Any such claim is fraudulent. The Partido Popular -which sits in the same parliamentary grouping as Fine Gael and Fidesz – contains some of the most reactionary xenophobes in Europe. In Catalonia, its candidates have been campaigning on an anti-immigration platform, with two candidates reported as having drawn a direct relation between immigrants and “diseases that had been eradicated in the city (Barcelona) since a long time ago and are now starting to reappear, brought in by immigrants”. Manichaean moral panics are nothing new in Barcelona, and the PP will seek to maintain this long-standing vile tradition, with more to come with regard to headscarves worn by Muslims. The Partido Popular’s Sarah Palin figure, former Prime Minister Jose Maria Aznar, serves as a valve for the crypt0-fascist effusions of its most reactionary wing. He heads up a think-tank called FAES, the name a thinly veiled reference to Falange Española. The name is also reminiscent of the falangist group of which he was a member as a student- Frente de Estudiantes Sindicalistas (FES). He is also an associate of former Fine Gael leader, Taoiseach and present Chairman of IFSC Ireland, John Bruton.
The PP has probably managed to garner some of its increased vote by focusing on Zapatero as the incarnation of the crisis. As this Público report notes, current leader Mariano Rajoy launched the following questions ‘like torpedoes’ at the last rallies of the campaign:

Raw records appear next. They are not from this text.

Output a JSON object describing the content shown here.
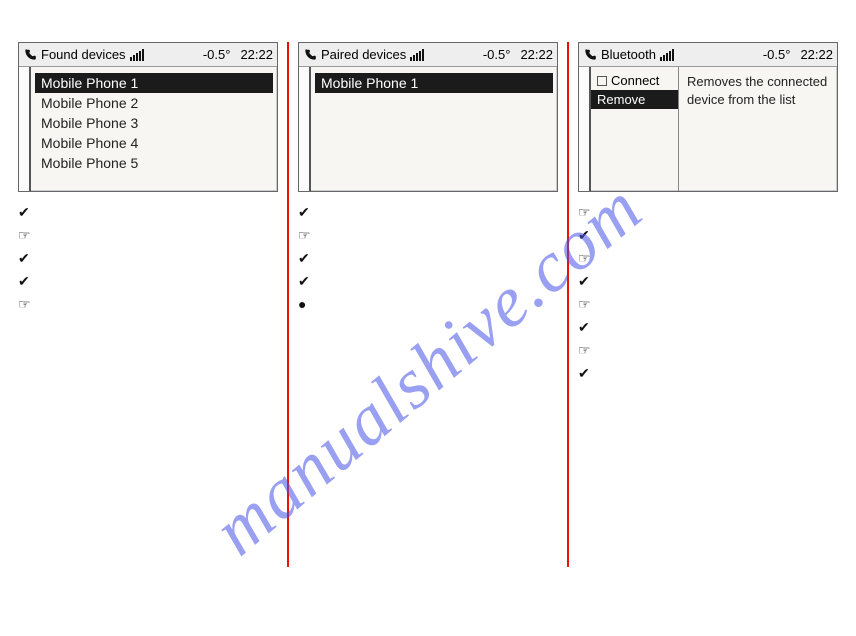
{
  "status": {
    "temp": "-0.5°",
    "time": "22:22"
  },
  "screens": {
    "found": {
      "title": "Found devices",
      "items": [
        "Mobile Phone 1",
        "Mobile Phone 2",
        "Mobile Phone 3",
        "Mobile Phone 4",
        "Mobile Phone 5"
      ],
      "selected_index": 0
    },
    "paired": {
      "title": "Paired devices",
      "items": [
        "Mobile Phone 1"
      ],
      "selected_index": 0
    },
    "bluetooth": {
      "title": "Bluetooth",
      "menu": [
        {
          "label": "Connect",
          "checkbox": true
        },
        {
          "label": "Remove"
        }
      ],
      "selected_index": 1,
      "description": "Removes the connected device from the list"
    }
  },
  "bullets": {
    "col1": [
      "check",
      "hand",
      "check",
      "check",
      "hand"
    ],
    "col2": [
      "check",
      "hand",
      "check",
      "check",
      "dot"
    ],
    "col3": [
      "hand",
      "check",
      "hand",
      "check",
      "hand",
      "check",
      "hand",
      "check"
    ]
  },
  "marks": {
    "check": "✔",
    "hand": "☞",
    "dot": "●"
  },
  "watermark": "manualshive.com"
}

“Who froze pensions?” and the attendees shouted “Zapatero!” “Who cut public sector pay?” “Zapatero!” “Who landed us with 4.9 million unemployed?” “Zapatero!” Who raised VAT?” “Zapatero!” “Who got rid of the 400 euro rebate and the cheque-bebé? [A birth grant- HG] ” “Zapatero!”
It is this party, reinvigorated through its electoral victory yesterday, and eyeing victory in next year’s national elections, that has become the 15-M movement’s chief antagonist. After adopting the politics of austerity, the PSOE is now imploding. The PP will seek to portray its victory in yesterday’s elections as the real real democracy, and there will be a sharp move toward demonising the protesters outright as forces seeking to disrupt Spain’s recovery. But the movement has opened up a space, both conceptually and physically, in which the anti-democratic dynamic of neo-liberalism is laid bare. The world-wide demonstrations of solidarity on Saturday indicate it incarnates the most robust challenge to neo-liberalism seen in Europe to date. Its task, for the present, will be to hold firm as it starts to get ugly. If it manages to do that, that’s when it will start to get really interesting. The alternative is a descent into barbarism.